The World Bank and The International Monetary Fund concluded their annual spring meeting here by increasing the voting rights of India, China and Brazil, among others, thus giving them more say in the institutions' functioning.
This represents a total shift of 4.59 per cent to developing and transition countries since 2008, the IMF and the World Bank said in a joint communique after the meeting.
As a result, India's voting power increased from 2.77 per cent to 2.91 per cent while China whose rights increased from 2.77 per cent to 4.42 per cent was the biggest benefactor.
The shift places India at the seventh biggest place after the United States (15.85 per cent), Japan (6.84 per cent), China, Germany (4 per cent), France (3.75 per cent) and the United Kingdom (3.75 per cent).
"The change in voting-power helps us better reflect the realities of a new multi-polar global economy where developing countries are now key global players," said World Bank President Robert B Zoellick.
The change gives emerging nations more say in how the bank is run and how its funds are disbursed.
"This change in voting share, giving developing countries over 47 per cent, is a significant step," he told reporters in Washington, hoping shareholders will review the approach in 2015.
Membership of the financial institution gives certain voting rights that are the same for all countries, but there are additional votes which depend on a country's financial contributions to the organisation.
Zoellick said at a time when multilateral agreements between developed and developing countries have proved elusive, this accord is all the more significant.
This increase fulfils the Development Committee commitment in Istanbul in October 2009 to generate a significant increase of at least 3 percentage points in Developing and Transition Countries voting power.
"We, in calculating this, looked at size of the world economy, using purchasing power but also exchange rate measures, but also, as a development institution, the contribution to development, including the contribution to IDA, our fund for the poorest".
The governments also approved over $90 billion in extra money for the World Bank's various arms that provide aid and capital to member countries.
Zoellick said the shift in voting powers was designed to try to reflect past contributions, citing the example of Japan that has been "a very gracious contributor".
Zoellick added the change was also 'to encourage new ones, including for some of the developing and transition countries'.
The 186 countries that own the World Bank Group also endorsed boosting its capital by more than $86 billion for the International Bank for Reconstruction and Development, the arm that lends to developing countries.
The increase would come from a general capital increase and a selective capital increase linked to the change in voting-powers, including $5.1 billion in paid-in capital.
It further agreed on a $200 million increase in the capital of the International Finance Corporation, World Bank Group's private sector arm, as part of an increase in shares for developing and transition countries.
IFC will also, subject to board approval, consider raising additional capital through issuing a hybrid bond to shareholding countries and through retaining earnings.
The IBRD 2010 realignment will result from a selective capital increase of $27.8 billion, including paid-in capital of $1.6 billion.
An increase in the voting power of DTCs at IFC to 39.48 per cent -- a total shift of 6.07 percentage points.
The IFC 2010 realignment will result from a selective capital increase of $200 million and increase in the basic votes for all members.
Noting that this represent a dynamic transformation for the World Bank Group, Zoellick said the additional capital means that the bank will no longer face the possibility that it would have to cut back its lending later this year.
"We came into this crisis well capitalised thanks to sound financial policies.

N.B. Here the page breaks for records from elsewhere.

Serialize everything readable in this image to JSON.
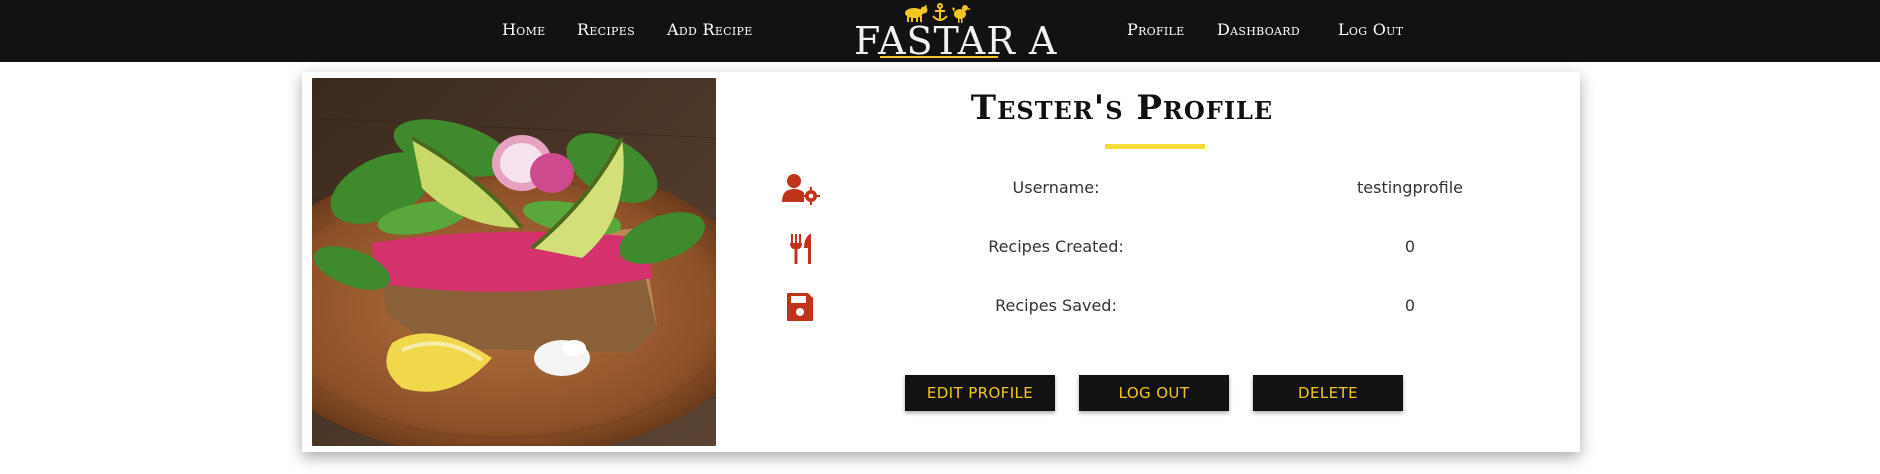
{
  "nav": {
    "left_links": [
      "Home",
      "Recipes",
      "Add Recipe"
    ],
    "right_links": [
      "Profile",
      "Dashboard",
      "Log Out"
    ],
    "brand": "FASTAR A"
  },
  "profile": {
    "title": "Tester's Profile",
    "stats": [
      {
        "icon": "user-gear-icon",
        "label": "Username:",
        "value": "testingprofile"
      },
      {
        "icon": "utensils-icon",
        "label": "Recipes Created:",
        "value": "0"
      },
      {
        "icon": "floppy-disk-icon",
        "label": "Recipes Saved:",
        "value": "0"
      }
    ],
    "buttons": [
      "EDIT PROFILE",
      "LOG OUT",
      "DELETE"
    ]
  },
  "colors": {
    "nav_bg": "#121212",
    "accent_yellow": "#f3c623",
    "icon_red": "#c0321a",
    "button_bg": "#121212"
  }
}
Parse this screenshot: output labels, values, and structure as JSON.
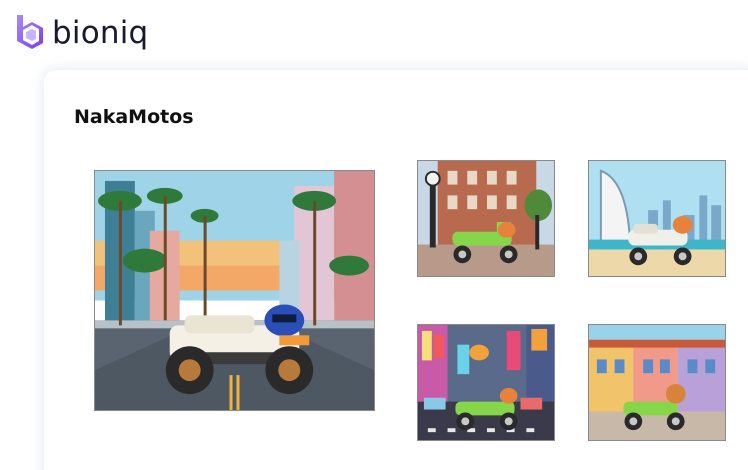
{
  "brand": {
    "name": "bioniq",
    "color": "#8b5cf6"
  },
  "collection": {
    "title": "NakaMotos",
    "images": [
      {
        "subject": "white motorcycle on palm-lined city street at sunset"
      },
      {
        "subject": "green scooter in front of brick building with street clock"
      },
      {
        "subject": "white scooter on beach with sail-shaped skyscraper"
      },
      {
        "subject": "green scooter on neon-signed city street"
      },
      {
        "subject": "green scooter in front of colorful shophouses"
      }
    ]
  }
}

We have provided a record $105 billion in financial support since the crisis began to bite in July of 2008.
"This additional capital means that we will be able to continue to play the role that is demanded of us," he said.